**Problem to solve:**
Where the data below has the string "title", return the whole line.

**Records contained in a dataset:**

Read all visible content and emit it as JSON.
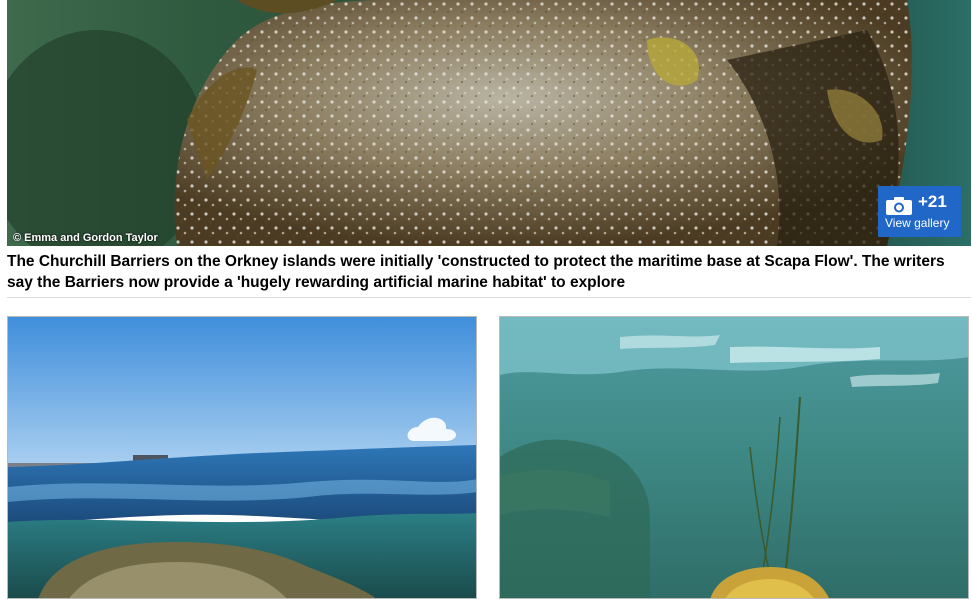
{
  "hero": {
    "credit": "© Emma and Gordon Taylor",
    "gallery_count": "+21",
    "gallery_label": "View gallery",
    "gallery_icon": "camera-icon"
  },
  "caption": "The Churchill Barriers on the Orkney islands were initially 'constructed to protect the maritime base at Scapa Flow'. The writers say the Barriers now provide a 'hugely rewarding artificial marine habitat' to explore",
  "colors": {
    "gallery_button": "#2067c8",
    "caption_text": "#000000"
  }
}
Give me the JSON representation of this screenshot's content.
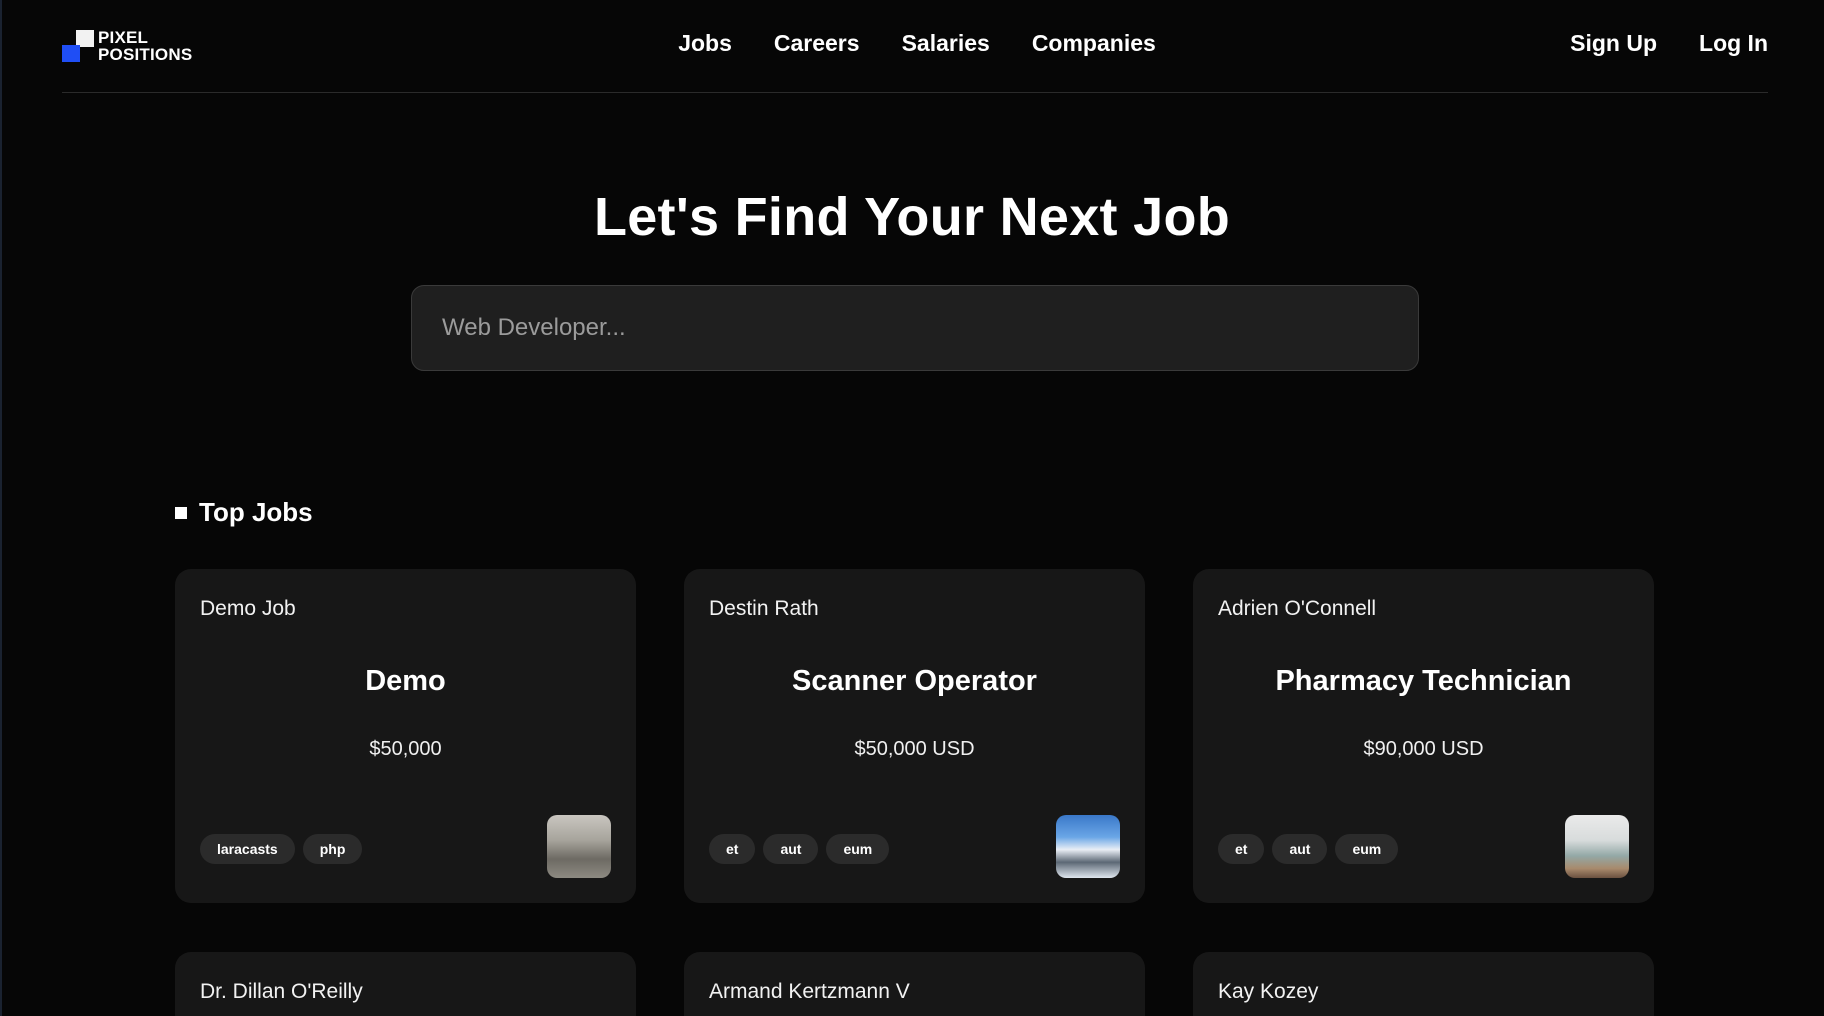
{
  "brand": {
    "name": "PIXEL\nPOSITIONS"
  },
  "nav": {
    "items": [
      "Jobs",
      "Careers",
      "Salaries",
      "Companies"
    ]
  },
  "auth": {
    "signup": "Sign Up",
    "login": "Log In"
  },
  "hero": {
    "title": "Let's Find Your Next Job",
    "search_placeholder": "Web Developer..."
  },
  "top_jobs": {
    "heading": "Top Jobs",
    "cards": [
      {
        "employer": "Demo Job",
        "title": "Demo",
        "salary": "$50,000",
        "tags": [
          "laracasts",
          "php"
        ],
        "thumb": "gray-landscape"
      },
      {
        "employer": "Destin Rath",
        "title": "Scanner Operator",
        "salary": "$50,000 USD",
        "tags": [
          "et",
          "aut",
          "eum"
        ],
        "thumb": "snowy-mountain"
      },
      {
        "employer": "Adrien O'Connell",
        "title": "Pharmacy Technician",
        "salary": "$90,000 USD",
        "tags": [
          "et",
          "aut",
          "eum"
        ],
        "thumb": "misty-coast"
      }
    ]
  },
  "more_jobs": {
    "cards": [
      {
        "employer": "Dr. Dillan O'Reilly"
      },
      {
        "employer": "Armand Kertzmann V"
      },
      {
        "employer": "Kay Kozey"
      }
    ]
  },
  "colors": {
    "background": "#060606",
    "card": "#171717",
    "tag": "#2b2b2b",
    "brand_blue": "#1f4ef5"
  }
}
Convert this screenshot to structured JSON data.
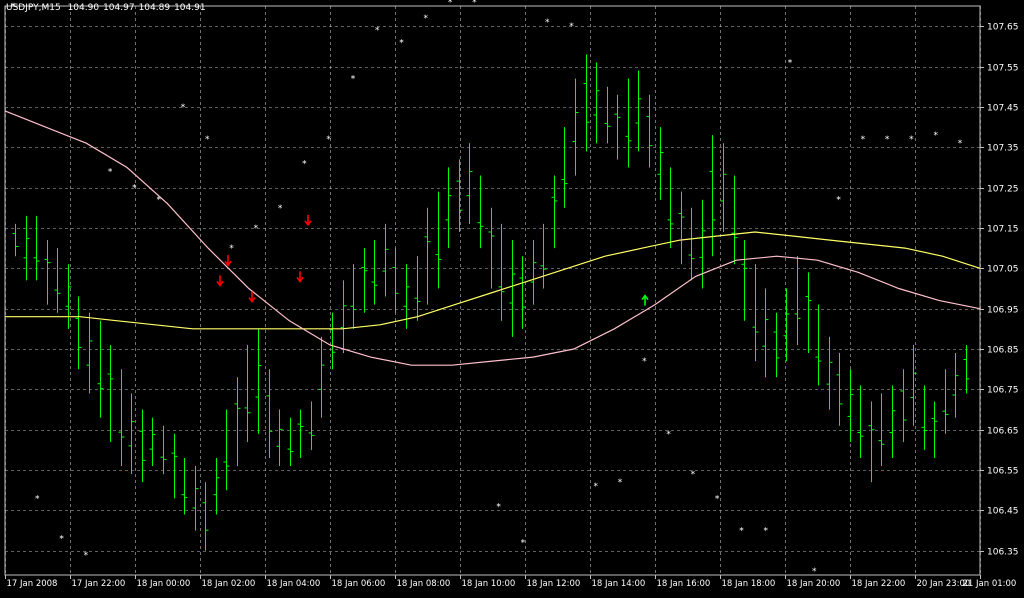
{
  "header": {
    "symbol": "USDJPY,M15",
    "open": "104.90",
    "high": "104.97",
    "low": "104.89",
    "close": "104.91"
  },
  "colors": {
    "background": "#000000",
    "grid": "#bfbfbf",
    "bars": "#00ff00",
    "ma_fast": "#ffff66",
    "ma_slow": "#ffc0cb",
    "sell_arrow": "#ff0000",
    "buy_arrow": "#00ff00",
    "fractal": "#ffffff"
  },
  "chart_data": {
    "type": "ohlc",
    "symbol": "USDJPY",
    "timeframe": "M15",
    "ylim": [
      106.29,
      107.7
    ],
    "grid": true,
    "y_ticks": [
      "107.65",
      "107.55",
      "107.45",
      "107.35",
      "107.25",
      "107.15",
      "107.05",
      "106.95",
      "106.85",
      "106.75",
      "106.65",
      "106.55",
      "106.45",
      "106.35"
    ],
    "x_tick_labels": [
      "17 Jan 2008",
      "17 Jan 22:00",
      "18 Jan 00:00",
      "18 Jan 02:00",
      "18 Jan 04:00",
      "18 Jan 06:00",
      "18 Jan 08:00",
      "18 Jan 10:00",
      "18 Jan 12:00",
      "18 Jan 14:00",
      "18 Jan 16:00",
      "18 Jan 18:00",
      "18 Jan 20:00",
      "18 Jan 22:00",
      "20 Jan 23:00",
      "21 Jan 01:00"
    ],
    "bar_ranges": [
      [
        107.08,
        107.16
      ],
      [
        107.02,
        107.18
      ],
      [
        107.02,
        107.18
      ],
      [
        106.96,
        107.12
      ],
      [
        106.94,
        107.1
      ],
      [
        106.9,
        107.06
      ],
      [
        106.8,
        106.98
      ],
      [
        106.74,
        106.94
      ],
      [
        106.68,
        106.92
      ],
      [
        106.62,
        106.86
      ],
      [
        106.56,
        106.8
      ],
      [
        106.54,
        106.74
      ],
      [
        106.52,
        106.7
      ],
      [
        106.56,
        106.68
      ],
      [
        106.54,
        106.66
      ],
      [
        106.48,
        106.64
      ],
      [
        106.44,
        106.58
      ],
      [
        106.4,
        106.56
      ],
      [
        106.35,
        106.52
      ],
      [
        106.44,
        106.58
      ],
      [
        106.5,
        106.7
      ],
      [
        106.56,
        106.78
      ],
      [
        106.62,
        106.86
      ],
      [
        106.64,
        106.9
      ],
      [
        106.58,
        106.8
      ],
      [
        106.56,
        106.7
      ],
      [
        106.56,
        106.68
      ],
      [
        106.58,
        106.7
      ],
      [
        106.6,
        106.72
      ],
      [
        106.68,
        106.88
      ],
      [
        106.8,
        106.94
      ],
      [
        106.84,
        107.02
      ],
      [
        106.9,
        107.06
      ],
      [
        106.94,
        107.1
      ],
      [
        106.96,
        107.12
      ],
      [
        106.98,
        107.16
      ],
      [
        106.94,
        107.1
      ],
      [
        106.9,
        107.06
      ],
      [
        106.92,
        107.08
      ],
      [
        106.96,
        107.2
      ],
      [
        107.0,
        107.24
      ],
      [
        107.1,
        107.3
      ],
      [
        107.14,
        107.32
      ],
      [
        107.16,
        107.36
      ],
      [
        107.1,
        107.28
      ],
      [
        107.0,
        107.2
      ],
      [
        106.92,
        107.16
      ],
      [
        106.88,
        107.12
      ],
      [
        106.9,
        107.08
      ],
      [
        106.96,
        107.12
      ],
      [
        107.0,
        107.16
      ],
      [
        107.1,
        107.28
      ],
      [
        107.2,
        107.4
      ],
      [
        107.28,
        107.52
      ],
      [
        107.34,
        107.58
      ],
      [
        107.36,
        107.56
      ],
      [
        107.36,
        107.5
      ],
      [
        107.32,
        107.48
      ],
      [
        107.3,
        107.52
      ],
      [
        107.34,
        107.54
      ],
      [
        107.3,
        107.48
      ],
      [
        107.22,
        107.4
      ],
      [
        107.1,
        107.3
      ],
      [
        107.06,
        107.24
      ],
      [
        107.02,
        107.2
      ],
      [
        107.0,
        107.22
      ],
      [
        107.08,
        107.38
      ],
      [
        107.14,
        107.36
      ],
      [
        107.06,
        107.28
      ],
      [
        106.92,
        107.12
      ],
      [
        106.82,
        107.06
      ],
      [
        106.78,
        107.0
      ],
      [
        106.78,
        106.94
      ],
      [
        106.82,
        107.0
      ],
      [
        106.86,
        107.08
      ],
      [
        106.84,
        107.04
      ],
      [
        106.76,
        106.96
      ],
      [
        106.7,
        106.88
      ],
      [
        106.66,
        106.84
      ],
      [
        106.62,
        106.8
      ],
      [
        106.58,
        106.76
      ],
      [
        106.52,
        106.72
      ],
      [
        106.56,
        106.74
      ],
      [
        106.58,
        106.76
      ],
      [
        106.62,
        106.8
      ],
      [
        106.66,
        106.86
      ],
      [
        106.6,
        106.76
      ],
      [
        106.58,
        106.72
      ],
      [
        106.64,
        106.8
      ],
      [
        106.68,
        106.84
      ],
      [
        106.74,
        106.86
      ]
    ],
    "series": [
      {
        "values": [
          106.93,
          106.93,
          106.93,
          106.92,
          106.91,
          106.9,
          106.9,
          106.9,
          106.9,
          106.9,
          106.91,
          106.93,
          106.96,
          106.99,
          107.02,
          107.05,
          107.08,
          107.1,
          107.12,
          107.13,
          107.14,
          107.13,
          107.12,
          107.11,
          107.1,
          107.08,
          107.05
        ]
      },
      {
        "values": [
          107.44,
          107.4,
          107.36,
          107.3,
          107.21,
          107.1,
          107.0,
          106.92,
          106.86,
          106.83,
          106.81,
          106.81,
          106.82,
          106.83,
          106.85,
          106.9,
          106.96,
          107.03,
          107.07,
          107.08,
          107.07,
          107.04,
          107.0,
          106.97,
          106.95
        ]
      }
    ],
    "sell_arrows": [
      107.07,
      107.02,
      106.98,
      107.03,
      107.17
    ],
    "buy_arrows": [
      106.97
    ],
    "fractal_values": [
      107.7,
      106.48,
      106.38,
      106.34,
      107.29,
      107.25,
      107.22,
      107.45,
      107.37,
      107.1,
      107.15,
      107.2,
      107.31,
      107.37,
      107.52,
      107.64,
      107.61,
      107.67,
      107.71,
      107.71,
      106.46,
      106.37,
      107.66,
      107.65,
      106.51,
      106.52,
      106.82,
      106.64,
      106.54,
      106.48,
      106.4,
      106.4,
      107.56,
      106.3,
      107.22,
      107.37,
      107.37,
      107.37,
      107.38,
      107.36
    ]
  }
}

**Written answer:**
    "title": "Let's Find Your Next Job",
        "title": "Demo",
        "title": "Scanner Operator",
        "title": "Pharmacy Technician",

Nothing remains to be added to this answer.